Boxing is Steve Bunce's game. He has filed thousands and thousands of fight reports from ringside. He has written millions and millions of words for national newspapers previewing boxing, profiling boxers and proselytising on the business. He has been the voice of British boxing on the airwaves, both radio and television, with an army of loyal fans. And now it's time to put those many years of experience into penning his history of the sport of kings on these isles. It's Bunce's Big Fat Short History of British Boxing. Starting in 1970, the beginning of modern boxing in Britain, Bunce takes us from Joe Bugner beating Henry Cooper to an explosion then in the sport's exposure to the wider British public, with 22 million watching Barry McGuigan win his world title on the BBC. All boxing royalty is here - Frank Bruno taking on Mike Tyson in Las Vegas; Benn, Watson, Eubank and Naseem; Ricky Hatton, Lennox Lewis and Calzaghe; Froch and Haye - through to a modern day situation where with fighters as diverse as Tyson Fury and Anthony Joshua, we have more world champions than ever before. And besides the fighters, there are the fixers, the managers, the trainers, the duckers and divers... Bunce's Big Fat Short History of British Boxing will have every high and impossible low, tragic deaths and fairy tales. It is a record of British boxing, British boxing people and fifty years of glory, heartache and drama.
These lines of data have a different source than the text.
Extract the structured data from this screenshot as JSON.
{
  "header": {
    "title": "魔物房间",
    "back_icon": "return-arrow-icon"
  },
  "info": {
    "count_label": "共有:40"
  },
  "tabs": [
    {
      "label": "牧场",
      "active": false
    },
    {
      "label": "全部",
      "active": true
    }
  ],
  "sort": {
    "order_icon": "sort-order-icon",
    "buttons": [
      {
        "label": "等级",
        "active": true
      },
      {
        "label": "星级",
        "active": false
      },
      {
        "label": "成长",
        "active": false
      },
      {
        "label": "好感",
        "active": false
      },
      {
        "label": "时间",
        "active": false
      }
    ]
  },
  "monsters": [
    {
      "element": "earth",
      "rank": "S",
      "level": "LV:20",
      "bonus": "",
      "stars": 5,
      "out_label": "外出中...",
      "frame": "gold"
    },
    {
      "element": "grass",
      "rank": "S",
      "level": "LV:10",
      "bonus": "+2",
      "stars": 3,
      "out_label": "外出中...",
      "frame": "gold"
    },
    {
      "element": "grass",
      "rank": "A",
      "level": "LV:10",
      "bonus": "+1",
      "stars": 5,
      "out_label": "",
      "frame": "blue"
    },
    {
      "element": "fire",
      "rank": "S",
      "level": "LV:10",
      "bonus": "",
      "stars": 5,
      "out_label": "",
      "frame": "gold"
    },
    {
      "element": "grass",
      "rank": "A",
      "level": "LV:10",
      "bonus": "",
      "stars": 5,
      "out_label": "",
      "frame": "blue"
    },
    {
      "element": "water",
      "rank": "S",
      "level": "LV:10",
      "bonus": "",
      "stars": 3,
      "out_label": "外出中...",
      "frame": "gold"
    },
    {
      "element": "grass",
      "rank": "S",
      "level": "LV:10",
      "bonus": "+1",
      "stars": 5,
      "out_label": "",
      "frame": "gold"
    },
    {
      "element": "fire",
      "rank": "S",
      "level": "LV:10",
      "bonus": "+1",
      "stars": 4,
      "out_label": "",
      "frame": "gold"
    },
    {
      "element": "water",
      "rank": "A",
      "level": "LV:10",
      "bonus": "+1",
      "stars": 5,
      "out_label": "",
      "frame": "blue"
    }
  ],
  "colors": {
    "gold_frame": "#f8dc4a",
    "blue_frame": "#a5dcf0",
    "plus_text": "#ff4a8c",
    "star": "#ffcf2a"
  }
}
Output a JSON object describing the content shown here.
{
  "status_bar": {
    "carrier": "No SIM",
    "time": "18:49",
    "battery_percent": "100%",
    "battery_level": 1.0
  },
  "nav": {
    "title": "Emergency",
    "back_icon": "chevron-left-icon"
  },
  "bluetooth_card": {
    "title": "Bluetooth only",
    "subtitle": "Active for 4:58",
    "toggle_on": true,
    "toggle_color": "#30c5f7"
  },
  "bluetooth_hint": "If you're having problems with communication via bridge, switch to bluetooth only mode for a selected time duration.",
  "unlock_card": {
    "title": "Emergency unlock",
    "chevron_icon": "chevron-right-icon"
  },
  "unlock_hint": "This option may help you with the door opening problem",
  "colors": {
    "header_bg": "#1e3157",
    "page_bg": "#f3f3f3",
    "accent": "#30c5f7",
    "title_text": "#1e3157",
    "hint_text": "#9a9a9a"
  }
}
Teenage pregnancy, alcoholism, juvenile delinquency, absentee parents, soaring rates of drug addiction... Britain is failing. Over the last twenty years, traditional family values have declined to the point where young adults without guidance marry too early, have children soon after and end up being swamped by the responsibilities of parenthood. The cycle repeats and the problems worsen, impacting on every level of society. Here, in his first book, Jeremy Kyle argues the need for the firm hand and unconditional love that seems so absent from certain young parents. He questions the morals of those who see having children as something of a career; not least the systems that make it so easy to sacrifice personal ambition in favour of a state-sponsored ride. And he maps out an agenda for change, insisting on the importance of personal responsibility and strong government in ironing out our nation’s many creases. With all his trademark candour, Kyle writes about the upheavals in his own life – his struggles with gambling, his brother’s drug addiction – alongside the outrageous stories of the people from his often shocking show, to show what can be achieved with a little grit. The result is a hard-hitting look at modern British life that will outrage some, anger others, enliven many, but will no doubt set the debates raging.